* _Your objective_
Tally the lines of the records that contain the string "colonne", then give the total and nothing more.

* _Extracted entries_
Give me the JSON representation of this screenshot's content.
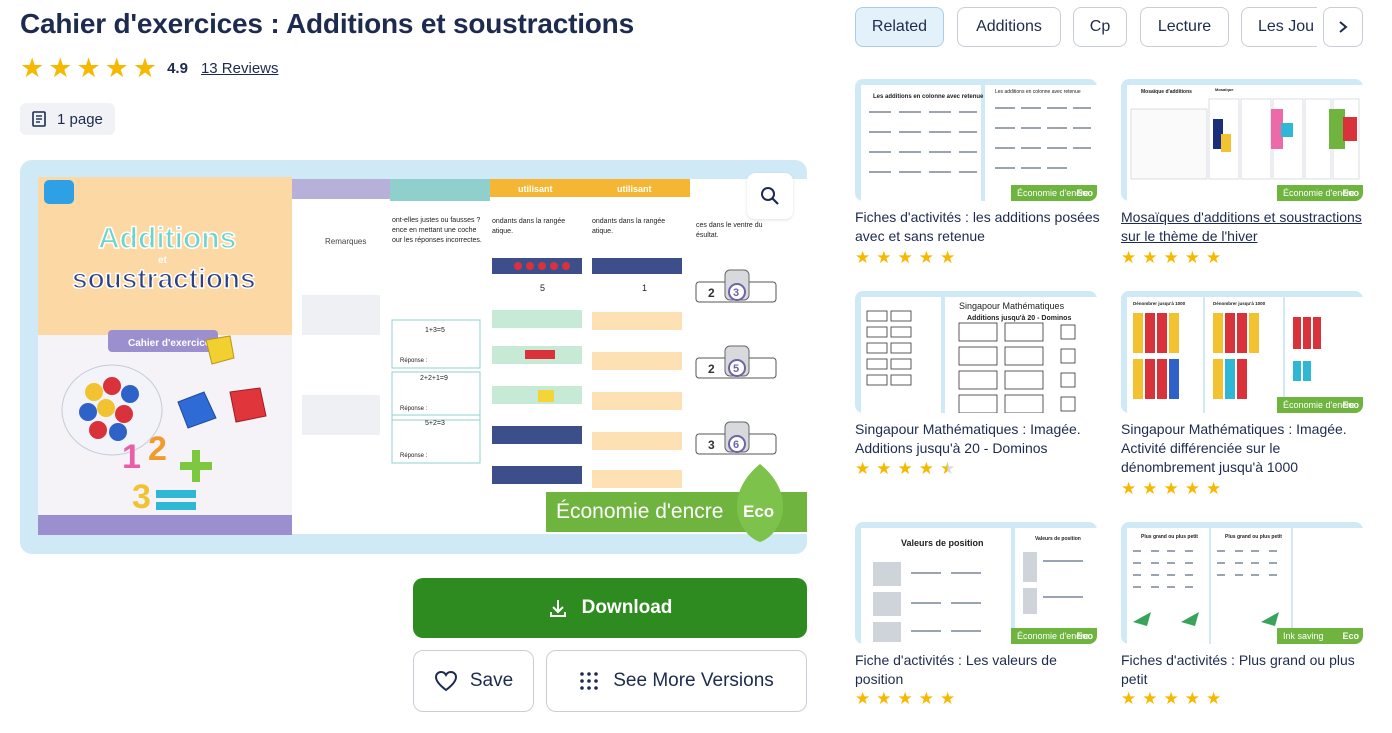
{
  "product": {
    "title": "Cahier d'exercices : Additions et soustractions",
    "rating": "4.9",
    "reviews_label": "13 Reviews",
    "pages_label": "1 page"
  },
  "preview": {
    "cover_word1": "Additions",
    "cover_word_mid": "et",
    "cover_word2": "soustractions",
    "cover_subtitle": "Cahier d'exercices",
    "page_header_1": "Remarques",
    "page_header_2": "utilisant",
    "page_header_3": "utilisant",
    "page_text_1": "ont-elles justes ou fausses ?",
    "page_text_2": "ence en mettant une coche",
    "page_text_3": "our les réponses incorrectes.",
    "page_text_4": "ondants dans la rangée",
    "page_text_5": "atique.",
    "page_text_6": "ondants dans la rangée",
    "page_text_7": "atique.",
    "page_text_8": "ces dans le ventre du",
    "page_text_9": "ésultat.",
    "eq1": "1+3=5",
    "eq2": "2+2+1=9",
    "eq3": "5+2=3",
    "reponse": "Réponse :",
    "robot_nums": [
      "2",
      "3",
      "2",
      "5",
      "3",
      "6"
    ],
    "bar_vals": [
      "5",
      "1"
    ],
    "eco_label": "Économie d'encre",
    "eco_badge": "Eco",
    "cover_nums": [
      "1",
      "2",
      "3"
    ]
  },
  "actions": {
    "download": "Download",
    "save": "Save",
    "more_versions": "See More Versions"
  },
  "tabs": [
    {
      "label": "Related",
      "active": true
    },
    {
      "label": "Additions",
      "active": false
    },
    {
      "label": "Cp",
      "active": false
    },
    {
      "label": "Lecture",
      "active": false
    },
    {
      "label": "Les Jou",
      "active": false
    }
  ],
  "related": [
    {
      "title": "Fiches d'activités : les additions posées avec et sans retenue",
      "stars": 5,
      "eco": "Économie d'encre",
      "eco_badge": "Eco",
      "thumb_title": "Les additions en colonne avec retenue",
      "thumb_title_2": "Les additions en colonne avec retenue"
    },
    {
      "title": "Mosaïques d'additions et soustractions sur le thème de l'hiver",
      "stars": 5,
      "eco": "Économie d'encre",
      "eco_badge": "Eco",
      "thumb_title": "Mosaïque d'additions",
      "thumb_title_2": "Mosaïque"
    },
    {
      "title": "Singapour Mathématiques : Imagée. Additions jusqu'à 20 - Dominos",
      "stars": 4.5,
      "thumb_title": "Singapour Mathématiques",
      "thumb_title_2": "Additions jusqu'à 20 - Dominos"
    },
    {
      "title": "Singapour Mathématiques : Imagée. Activité différenciée sur le dénombrement jusqu'à 1000",
      "stars": 5,
      "eco": "Économie d'encre",
      "eco_badge": "Eco",
      "thumb_title": "Dénombrer jusqu'à 1000",
      "thumb_title_2": "Dénombrer jusqu'à 1000"
    },
    {
      "title": "Fiche d'activités : Les valeurs de position",
      "stars": 5,
      "eco": "Économie d'encre",
      "eco_badge": "Eco",
      "thumb_title": "Valeurs de position",
      "thumb_title_2": "Valeurs de position"
    },
    {
      "title": "Fiches d'activités : Plus grand ou plus petit",
      "stars": 5,
      "eco": "Ink saving",
      "eco_badge": "Eco",
      "thumb_title": "Plus grand ou plus petit",
      "thumb_title_2": "Plus grand ou plus petit"
    }
  ],
  "colors": {
    "primary_green": "#2e8b1f",
    "star": "#f6b800",
    "preview_bg": "#cfe9f6",
    "eco_green": "#6fb43f",
    "tab_active_bg": "#e3f1fb"
  },
  "icons": {
    "zoom": "search-icon",
    "download": "download-icon",
    "save": "heart-icon",
    "versions": "grid-dots-icon",
    "next": "chevron-right-icon",
    "pages": "document-icon"
  }
}
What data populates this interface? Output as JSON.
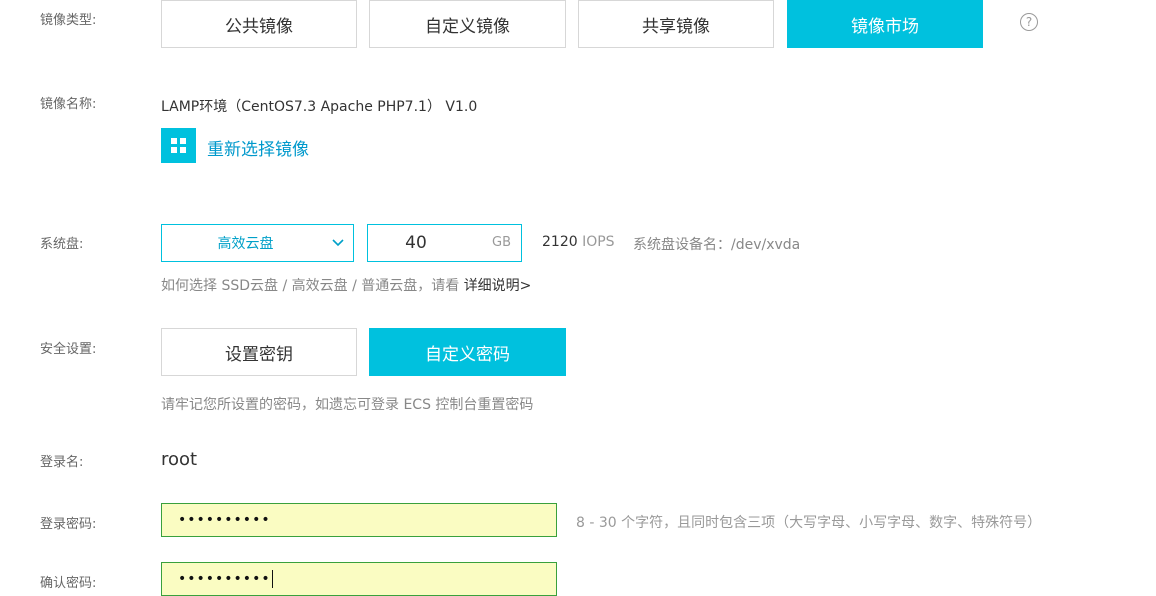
{
  "image_type": {
    "label": "镜像类型:",
    "tabs": [
      {
        "label": "公共镜像",
        "active": false
      },
      {
        "label": "自定义镜像",
        "active": false
      },
      {
        "label": "共享镜像",
        "active": false
      },
      {
        "label": "镜像市场",
        "active": true
      }
    ],
    "help_icon": "question-circle-icon"
  },
  "image_name": {
    "label": "镜像名称:",
    "value": "LAMP环境（CentOS7.3 Apache PHP7.1） V1.0",
    "reselect_label": "重新选择镜像",
    "reselect_icon": "grid-icon"
  },
  "system_disk": {
    "label": "系统盘:",
    "type_value": "高效云盘",
    "size_value": "40",
    "size_unit": "GB",
    "iops_value": "2120",
    "iops_unit": "IOPS",
    "device_label": "系统盘设备名：/dev/xvda",
    "tip_text": "如何选择 SSD云盘 / 高效云盘 / 普通云盘，请看 ",
    "tip_link": "详细说明>"
  },
  "security": {
    "label": "安全设置:",
    "tabs": [
      {
        "label": "设置密钥",
        "active": false
      },
      {
        "label": "自定义密码",
        "active": true
      }
    ],
    "tip": "请牢记您所设置的密码，如遗忘可登录 ECS 控制台重置密码"
  },
  "login": {
    "name_label": "登录名:",
    "name_value": "root",
    "password_label": "登录密码:",
    "password_value": "••••••••••",
    "password_hint": "8 - 30 个字符，且同时包含三项（大写字母、小写字母、数字、特殊符号）",
    "confirm_label": "确认密码:",
    "confirm_value": "••••••••••"
  },
  "colors": {
    "accent": "#00c1de",
    "password_bg": "#fafcc2",
    "password_border": "#39a03c"
  }
}
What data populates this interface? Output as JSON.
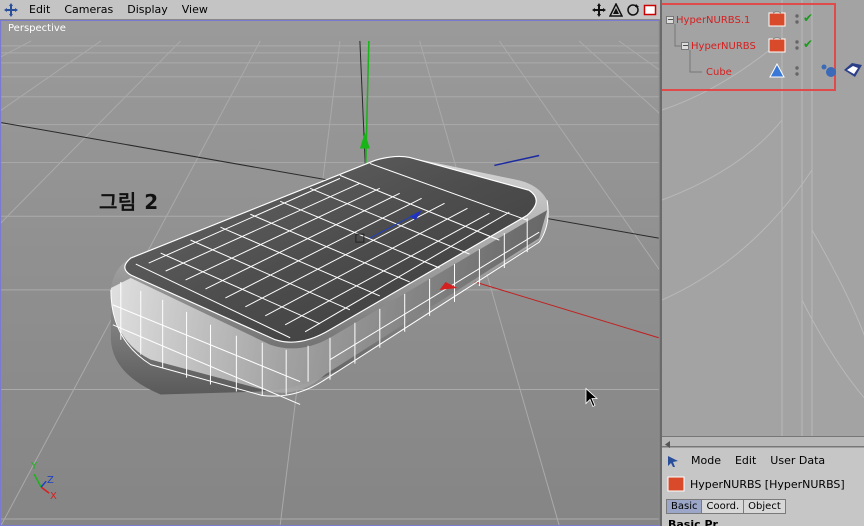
{
  "viewport": {
    "menu": [
      "Edit",
      "Cameras",
      "Display",
      "View"
    ],
    "label": "Perspective",
    "caption": "그림 2",
    "axis_labels": {
      "y": "Y",
      "z": "Z",
      "x": "X"
    }
  },
  "objects": [
    {
      "name": "HyperNURBS.1",
      "checked": true
    },
    {
      "name": "HyperNURBS",
      "checked": true
    },
    {
      "name": "Cube",
      "checked": false
    }
  ],
  "attributes": {
    "menu": [
      "Mode",
      "Edit",
      "User Data"
    ],
    "title": "HyperNURBS [HyperNURBS]",
    "tabs": [
      "Basic",
      "Coord.",
      "Object"
    ],
    "active_tab": "Basic",
    "section": "Basic Pr"
  },
  "colors": {
    "selection_box": "#e04a4a",
    "object_text": "#d42020",
    "check": "#1a9a1a",
    "y_axis": "#18b418",
    "x_axis": "#d42020",
    "z_axis": "#2040c0"
  }
}
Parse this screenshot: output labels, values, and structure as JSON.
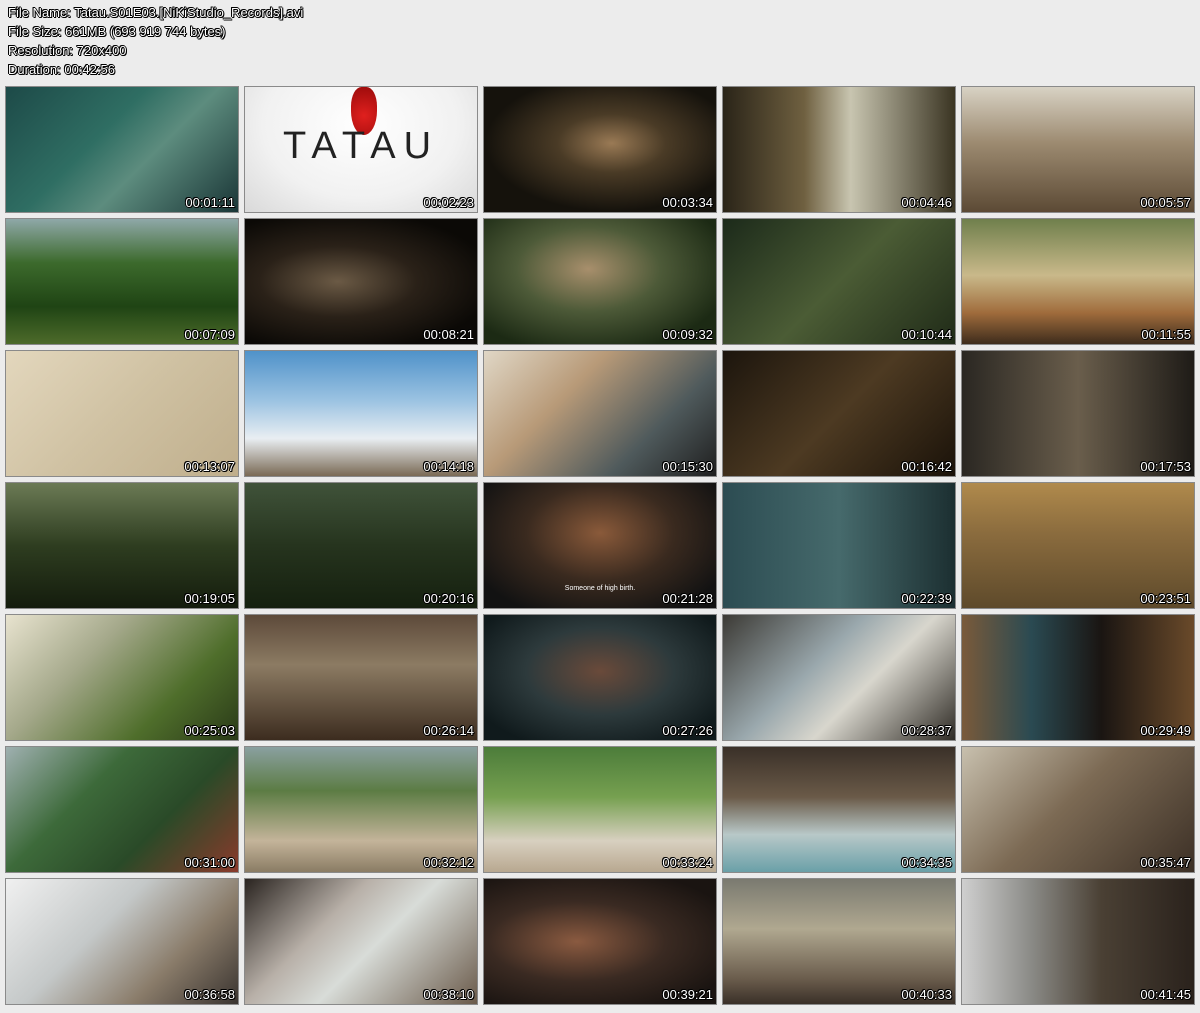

* _Expected answer_
2